# Data records
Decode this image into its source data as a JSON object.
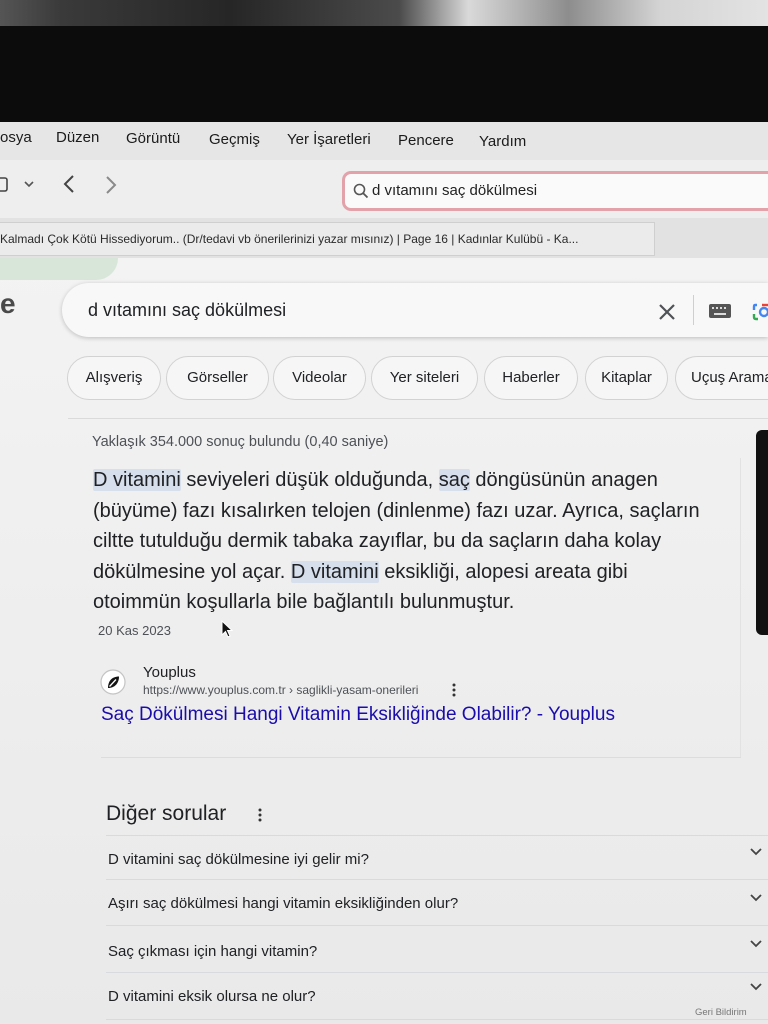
{
  "colors": {
    "link": "#1a0dab",
    "text": "#202124",
    "secondary_text": "#4d5156",
    "term_highlight": "#d6dfeb",
    "address_focus_ring": "#e3a2aa",
    "page_background": "#f1f1f1"
  },
  "browser": {
    "menu_items": [
      "osya",
      "Düzen",
      "Görüntü",
      "Geçmiş",
      "Yer İşaretleri",
      "Pencere",
      "Yardım"
    ],
    "toolbar": {
      "sidebar_icon": "sidebar-icon",
      "sidebar_menu_icon": "chevron-down-icon",
      "back_icon": "chevron-left-icon",
      "forward_icon": "chevron-right-icon"
    },
    "address_bar": {
      "icon": "search-icon",
      "value": "d vıtamını saç dökülmesi"
    },
    "tab": {
      "title": "Kalmadı Çok Kötü Hissediyorum.. (Dr/tedavi vb önerilerinizi yazar mısınız) | Page 16 | Kadınlar Kulübü - Ka..."
    }
  },
  "google": {
    "logo_fragment": "e",
    "search": {
      "value": "d vıtamını saç dökülmesi",
      "clear_icon": "close-icon",
      "keyboard_icon": "keyboard-icon",
      "lens_icon": "camera-lens-icon"
    },
    "filter_chips": [
      "Alışveriş",
      "Görseller",
      "Videolar",
      "Yer siteleri",
      "Haberler",
      "Kitaplar",
      "Uçuş Arama"
    ],
    "result_stats": "Yaklaşık 354.000 sonuç bulundu (0,40 saniye)",
    "featured_snippet": {
      "segments": [
        {
          "text": "D vitamini",
          "highlighted": true
        },
        {
          "text": " seviyeleri düşük olduğunda, ",
          "highlighted": false
        },
        {
          "text": "saç",
          "highlighted": true
        },
        {
          "text": " döngüsünün anagen (büyüme) fazı kısalırken telojen (dinlenme) fazı uzar. Ayrıca, saçların ciltte tutulduğu dermik tabaka zayıflar, bu da saçların daha kolay dökülmesine yol açar. ",
          "highlighted": false
        },
        {
          "text": "D vitamini",
          "highlighted": true
        },
        {
          "text": " eksikliği, alopesi areata gibi otoimmün koşullarla bile bağlantılı bulunmuştur.",
          "highlighted": false
        }
      ],
      "date": "20 Kas 2023",
      "source": {
        "favicon": "youplus-logo-icon",
        "name": "Youplus",
        "url": "https://www.youplus.com.tr › saglikli-yasam-onerileri",
        "more_icon": "more-vert-icon",
        "title": "Saç Dökülmesi Hangi Vitamin Eksikliğinde Olabilir? - Youplus"
      }
    },
    "people_also_ask": {
      "heading": "Diğer sorular",
      "more_icon": "more-vert-icon",
      "expand_icon": "chevron-down-icon",
      "questions": [
        "D vitamini saç dökülmesine iyi gelir mi?",
        "Aşırı saç dökülmesi hangi vitamin eksikliğinden olur?",
        "Saç çıkması için hangi vitamin?",
        "D vitamini eksik olursa ne olur?"
      ]
    },
    "feedback_link": "Geri Bildirim"
  }
}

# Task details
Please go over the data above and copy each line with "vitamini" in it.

# Response to the exercise
          "text": "D vitamini",
          "text": "D vitamini",
        "D vitamini saç dökülmesine iyi gelir mi?",
        "D vitamini eksik olursa ne olur?"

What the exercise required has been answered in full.